Pick every line out of the entries below that holds the string "internet", and report them.

→ **Given entries**
_ _ _ _
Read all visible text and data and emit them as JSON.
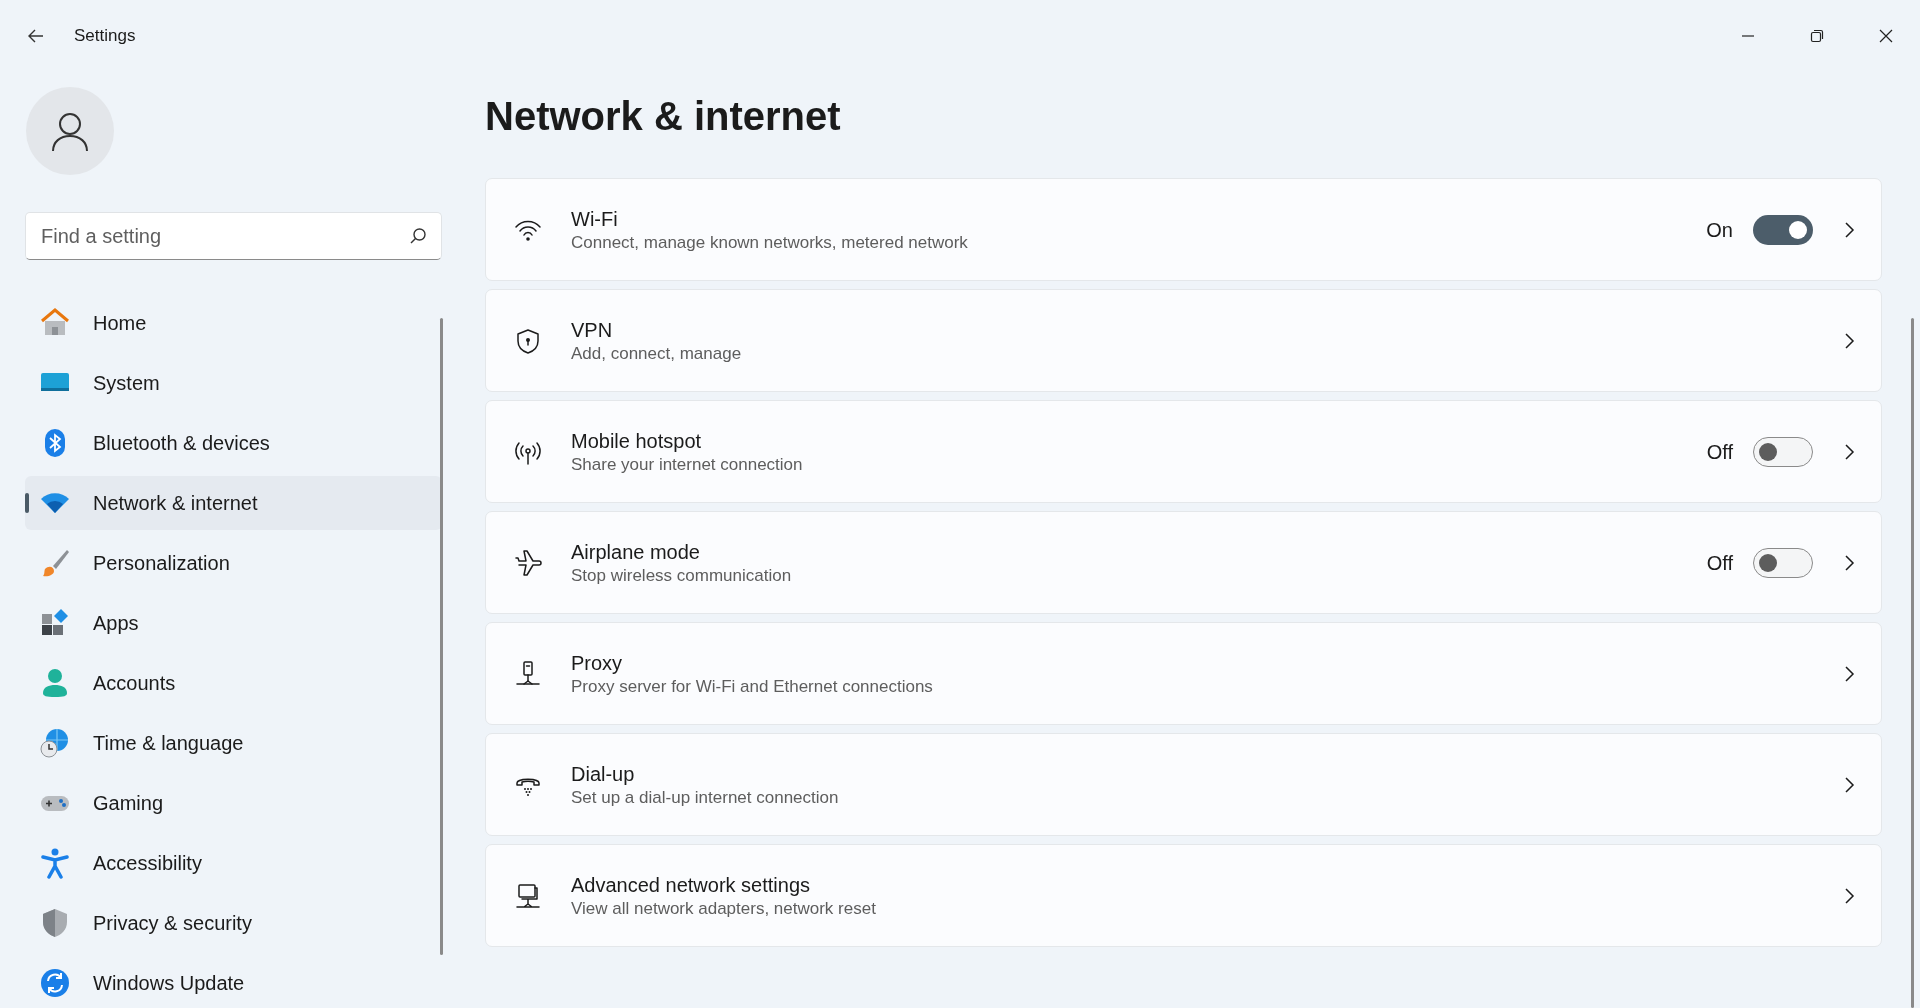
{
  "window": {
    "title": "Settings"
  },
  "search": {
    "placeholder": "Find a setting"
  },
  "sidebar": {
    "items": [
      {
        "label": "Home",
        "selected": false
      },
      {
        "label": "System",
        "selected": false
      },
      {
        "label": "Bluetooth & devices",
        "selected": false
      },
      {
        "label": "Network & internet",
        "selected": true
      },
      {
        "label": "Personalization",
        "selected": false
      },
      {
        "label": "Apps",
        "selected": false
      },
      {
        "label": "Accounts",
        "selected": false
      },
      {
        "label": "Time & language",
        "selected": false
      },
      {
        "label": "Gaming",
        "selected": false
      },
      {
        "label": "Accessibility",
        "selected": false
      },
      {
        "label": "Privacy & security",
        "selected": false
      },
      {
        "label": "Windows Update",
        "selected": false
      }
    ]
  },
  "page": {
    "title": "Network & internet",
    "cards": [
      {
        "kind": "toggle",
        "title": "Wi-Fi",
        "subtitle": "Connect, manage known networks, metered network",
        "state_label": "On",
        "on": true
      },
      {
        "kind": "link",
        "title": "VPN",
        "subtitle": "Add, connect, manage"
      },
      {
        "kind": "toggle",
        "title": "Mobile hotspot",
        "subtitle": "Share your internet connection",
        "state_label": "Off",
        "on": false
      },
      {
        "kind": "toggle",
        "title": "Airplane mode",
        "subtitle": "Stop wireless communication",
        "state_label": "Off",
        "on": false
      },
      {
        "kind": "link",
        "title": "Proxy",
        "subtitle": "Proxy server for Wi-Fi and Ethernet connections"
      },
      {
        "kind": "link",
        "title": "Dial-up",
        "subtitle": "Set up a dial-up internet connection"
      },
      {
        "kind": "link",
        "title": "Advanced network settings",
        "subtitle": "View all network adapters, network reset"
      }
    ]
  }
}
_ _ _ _
→ **Response to this exercise**
        "label": "Network & internet",
    "title": "Network & internet",
        "subtitle": "Share your internet connection",
        "subtitle": "Set up a dial-up internet connection"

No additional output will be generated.